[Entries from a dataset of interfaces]
== Segment start ==

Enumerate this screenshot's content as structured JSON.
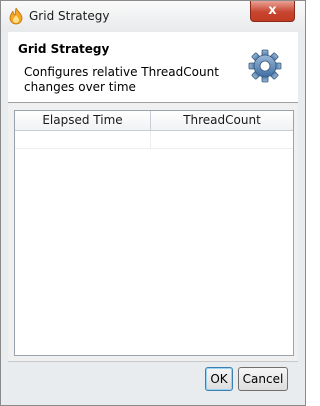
{
  "window": {
    "title": "Grid Strategy",
    "close_label": "x"
  },
  "header": {
    "title": "Grid Strategy",
    "description": "Configures relative ThreadCount changes over time",
    "icon": "gear-icon"
  },
  "table": {
    "columns": [
      "Elapsed Time",
      "ThreadCount"
    ],
    "rows": [
      [
        "",
        ""
      ]
    ]
  },
  "buttons": {
    "ok_label": "OK",
    "cancel_label": "Cancel"
  },
  "colors": {
    "close_button": "#c8452f",
    "gear": "#4a7fb5",
    "app_icon": "#f5a623"
  }
}
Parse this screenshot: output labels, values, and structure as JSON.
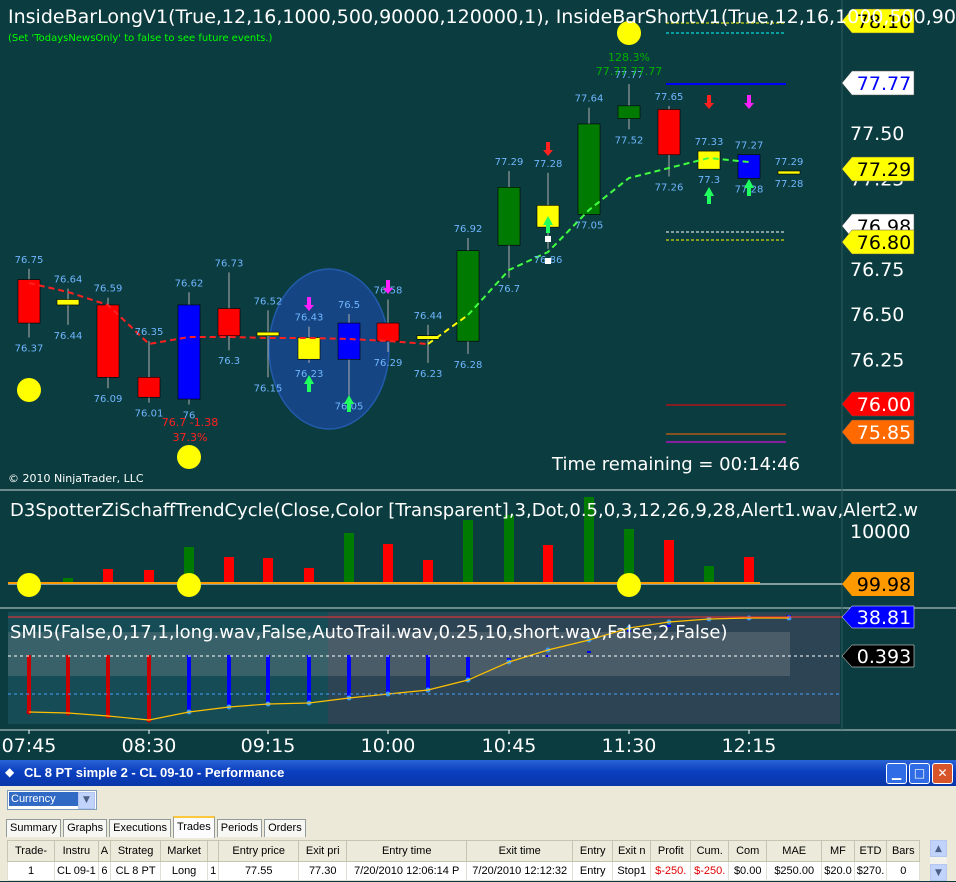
{
  "chart": {
    "price_title": "InsideBarLongV1(True,12,16,1000,500,90000,120000,1),   InsideBarShortV1(True,12,16,1000,500,90",
    "news_note": "(Set 'TodaysNewsOnly' to false to see future events.)",
    "copyright": "© 2010 NinjaTrader, LLC",
    "time_remaining": "Time remaining = 00:14:46",
    "schaff_title": "D3SpotterZiSchaffTrendCycle(Close,Color  [Transparent],3,Dot,0.5,0,3,12,26,9,28,Alert1.wav,Alert2.w",
    "smi_title": "SMI5(False,0,17,1,long.wav,False,AutoTrail.wav,0.25,10,short.wav,False,2,False)",
    "price_axis": [
      "77.50",
      "77.25",
      "76.75",
      "76.50",
      "76.25"
    ],
    "price_tags": [
      {
        "label": "78.10",
        "bg": "#ffff00",
        "fg": "#000000"
      },
      {
        "label": "77.77",
        "bg": "#ffffff",
        "fg": "#0000ff"
      },
      {
        "label": "77.29",
        "bg": "#ffff00",
        "fg": "#000000"
      },
      {
        "label": "76.98",
        "bg": "#ffffff",
        "fg": "#000000"
      },
      {
        "label": "76.80",
        "bg": "#ffff00",
        "fg": "#000000"
      },
      {
        "label": "76.00",
        "bg": "#ff0000",
        "fg": "#ffffff"
      },
      {
        "label": "75.85",
        "bg": "#ff6a00",
        "fg": "#ffffff"
      }
    ],
    "schaff_axis": "10000",
    "schaff_tag": "99.98",
    "smi_tags": [
      {
        "label": "38.81",
        "bg": "#0000ff",
        "fg": "#ffffff"
      },
      {
        "label": "0.393",
        "bg": "#000000",
        "fg": "#ffffff"
      }
    ],
    "time_axis": [
      "07:45",
      "08:30",
      "09:15",
      "10:00",
      "10:45",
      "11:30",
      "12:15"
    ],
    "bar_labels_top": [
      "76.75",
      "76.64",
      "76.59",
      "76.35",
      "76.62",
      "76.73",
      "76.52",
      "76.43",
      "76.5",
      "76.58",
      "76.44",
      "76.92",
      "77.29",
      "77.28",
      "77.64",
      "77.77",
      "77.65",
      "77.33",
      "77.27",
      "77.29"
    ],
    "bar_labels_bottom": [
      "76.37",
      "76.44",
      "76.09",
      "76.01",
      "76",
      "76.3",
      "76.15",
      "76.23",
      "76.05",
      "76.29",
      "76.23",
      "76.28",
      "76.7",
      "76.86",
      "77.05",
      "77.52",
      "77.26",
      "77.3",
      "77.28",
      "77.28"
    ],
    "annotations": {
      "loss_text": "76.7 -1.38",
      "loss_pct": "37.3%",
      "gain_text": "77.77 77.77",
      "gain_pct": "128.3%"
    }
  },
  "window": {
    "title": "CL 8 PT simple 2 - CL 09-10 - Performance",
    "display_unit": "Currency",
    "tabs": [
      "Summary",
      "Graphs",
      "Executions",
      "Trades",
      "Periods",
      "Orders"
    ],
    "active_tab": "Trades",
    "columns": [
      "Trade-",
      "Instru",
      "A",
      "Strateg",
      "Market",
      "",
      "Entry price",
      "Exit pri",
      "Entry time",
      "Exit time",
      "Entry",
      "Exit n",
      "Profit",
      "Cum.",
      "Com",
      "MAE",
      "MF",
      "ETD",
      "Bars"
    ],
    "rows": [
      [
        "1",
        "CL 09-1",
        "6",
        "CL 8 PT",
        "Long",
        "1",
        "77.55",
        "77.30",
        "7/20/2010 12:06:14 P",
        "7/20/2010 12:12:32",
        "Entry",
        "Stop1",
        "$-250.",
        "$-250.",
        "$0.00",
        "$250.00",
        "$20.0",
        "$270.",
        "0"
      ]
    ]
  },
  "colors": {
    "chart_bg": "#0b3c3f",
    "up_bar": "#007a00",
    "down_bar": "#ff0000",
    "inside_bar": "#ffff00",
    "blue_bar": "#0000ff",
    "label": "#6fb6ff"
  }
}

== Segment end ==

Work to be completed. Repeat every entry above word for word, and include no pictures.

Response box.
Enumerate this screenshot's content as structured JSON.
{
  "window": {
    "title": "Grid Strategy",
    "close_label": "x"
  },
  "header": {
    "title": "Grid Strategy",
    "description": "Configures relative ThreadCount changes over time",
    "icon": "gear-icon"
  },
  "table": {
    "columns": [
      "Elapsed Time",
      "ThreadCount"
    ],
    "rows": [
      [
        "",
        ""
      ]
    ]
  },
  "buttons": {
    "ok_label": "OK",
    "cancel_label": "Cancel"
  },
  "colors": {
    "close_button": "#c8452f",
    "gear": "#4a7fb5",
    "app_icon": "#f5a623"
  }
}
Parse this screenshot: output labels, values, and structure as JSON.
{
  "chart": {
    "price_title": "InsideBarLongV1(True,12,16,1000,500,90000,120000,1),   InsideBarShortV1(True,12,16,1000,500,90",
    "news_note": "(Set 'TodaysNewsOnly' to false to see future events.)",
    "copyright": "© 2010 NinjaTrader, LLC",
    "time_remaining": "Time remaining = 00:14:46",
    "schaff_title": "D3SpotterZiSchaffTrendCycle(Close,Color  [Transparent],3,Dot,0.5,0,3,12,26,9,28,Alert1.wav,Alert2.w",
    "smi_title": "SMI5(False,0,17,1,long.wav,False,AutoTrail.wav,0.25,10,short.wav,False,2,False)",
    "price_axis": [
      "77.50",
      "77.25",
      "76.75",
      "76.50",
      "76.25"
    ],
    "price_tags": [
      {
        "label": "78.10",
        "bg": "#ffff00",
        "fg": "#000000"
      },
      {
        "label": "77.77",
        "bg": "#ffffff",
        "fg": "#0000ff"
      },
      {
        "label": "77.29",
        "bg": "#ffff00",
        "fg": "#000000"
      },
      {
        "label": "76.98",
        "bg": "#ffffff",
        "fg": "#000000"
      },
      {
        "label": "76.80",
        "bg": "#ffff00",
        "fg": "#000000"
      },
      {
        "label": "76.00",
        "bg": "#ff0000",
        "fg": "#ffffff"
      },
      {
        "label": "75.85",
        "bg": "#ff6a00",
        "fg": "#ffffff"
      }
    ],
    "schaff_axis": "10000",
    "schaff_tag": "99.98",
    "smi_tags": [
      {
        "label": "38.81",
        "bg": "#0000ff",
        "fg": "#ffffff"
      },
      {
        "label": "0.393",
        "bg": "#000000",
        "fg": "#ffffff"
      }
    ],
    "time_axis": [
      "07:45",
      "08:30",
      "09:15",
      "10:00",
      "10:45",
      "11:30",
      "12:15"
    ],
    "bar_labels_top": [
      "76.75",
      "76.64",
      "76.59",
      "76.35",
      "76.62",
      "76.73",
      "76.52",
      "76.43",
      "76.5",
      "76.58",
      "76.44",
      "76.92",
      "77.29",
      "77.28",
      "77.64",
      "77.77",
      "77.65",
      "77.33",
      "77.27",
      "77.29"
    ],
    "bar_labels_bottom": [
      "76.37",
      "76.44",
      "76.09",
      "76.01",
      "76",
      "76.3",
      "76.15",
      "76.23",
      "76.05",
      "76.29",
      "76.23",
      "76.28",
      "76.7",
      "76.86",
      "77.05",
      "77.52",
      "77.26",
      "77.3",
      "77.28",
      "77.28"
    ],
    "annotations": {
      "loss_text": "76.7 -1.38",
      "loss_pct": "37.3%",
      "gain_text": "77.77 77.77",
      "gain_pct": "128.3%"
    }
  },
  "window": {
    "title": "CL 8 PT simple 2 - CL 09-10 - Performance",
    "display_unit": "Currency",
    "tabs": [
      "Summary",
      "Graphs",
      "Executions",
      "Trades",
      "Periods",
      "Orders"
    ],
    "active_tab": "Trades",
    "columns": [
      "Trade-",
      "Instru",
      "A",
      "Strateg",
      "Market",
      "",
      "Entry price",
      "Exit pri",
      "Entry time",
      "Exit time",
      "Entry",
      "Exit n",
      "Profit",
      "Cum.",
      "Com",
      "MAE",
      "MF",
      "ETD",
      "Bars"
    ],
    "rows": [
      [
        "1",
        "CL 09-1",
        "6",
        "CL 8 PT",
        "Long",
        "1",
        "77.55",
        "77.30",
        "7/20/2010 12:06:14 P",
        "7/20/2010 12:12:32",
        "Entry",
        "Stop1",
        "$-250.",
        "$-250.",
        "$0.00",
        "$250.00",
        "$20.0",
        "$270.",
        "0"
      ]
    ]
  },
  "colors": {
    "chart_bg": "#0b3c3f",
    "up_bar": "#007a00",
    "down_bar": "#ff0000",
    "inside_bar": "#ffff00",
    "blue_bar": "#0000ff",
    "label": "#6fb6ff"
  }
}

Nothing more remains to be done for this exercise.